Economists believed Wednesday's durable-goods report was just a temporary rough patch for manufacturers. They didn't view it as a sign that the manufacturing sector is headed for a serious backslide.

``While there is continued movement forward in manufacturing, clearly the sector has not picked up a whole lot of steam,'' said economist Joel Naroff of Naroff Economic Advisors.

To rescue the economy from the clutches of a recession, the Federal Reserve cut short-term interest rates 11 times last year. Citing signs of a turnaround, the Fed opted to leave rates alone in January and March. Many economists believe policy-makers may leave rates unchanged into the summer.

On the housing front, sales dropped 4.4 percent in the Northeast to a rate of 65,000 in March. They plunged by 19.3 percent in the Midwest to a rate of 134,000. In the South, sales dipped 0.2 percent to a rate of 431,000. But in the West, sales rose 3.3 percent to a rate of 248,000.

In the manufacturing report, orders for transportation equipment fell 1.6 percent in March, after a strong 11.2 percent gain in February, mostly reflecting weaker demand for ships and boats, the government said.

Orders for cars and trucks declined for the second month in a row, falling 2.6 percent in March. But orders for airplanes and parts posted a solid 9.5 percent gain, after soaring 60.5 percent the month before.

Excluding orders for transportation equipment _ which can swing a lot from month to month _ durable goods orders edged down by just 0.1 percent.

For computers, orders decreased 3.3 percent in March, after a 3.2 percent decline.

A big cutback by businesses in high-tech equipment was a key reason why the economy fell into a slump.

The government announced that Wednesday that its durable-goods report would no longer include information on orders and shipments of semiconductors. March's report was the first in which the information on the sector was not included. The government collects information from companies that is used to produce the monthly durable-goods report.

The government was forced to drop the breakout on semiconductors because a large number of semiconductor manufacturers choose not to supply the information.

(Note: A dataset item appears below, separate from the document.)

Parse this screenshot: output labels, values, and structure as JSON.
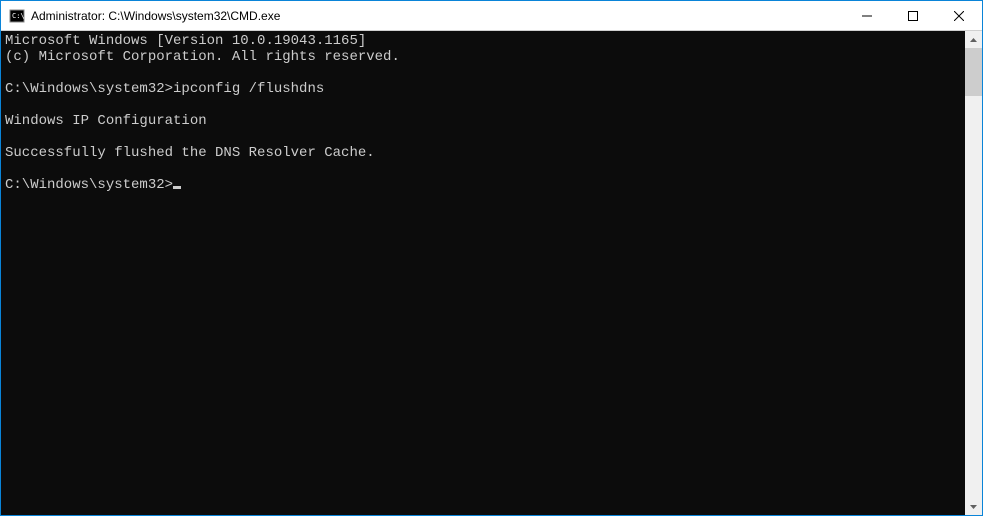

Semiconductors comprise between 3 percent and 3.5 percent of total durable-goods in the monthly report.

``It robs us of some information about a key sector that has really been having some problems,'' Naroff said. ``Can we live without it? Yes. But we would prefer not to.''

Elsewhere in the report, orders for machinery fell 1.4 percent in March, after dipping 0.1 percent the month before.

But orders for primary metals, the category that includes steel, rose 1.9 percent, after a 2.3 percent decline.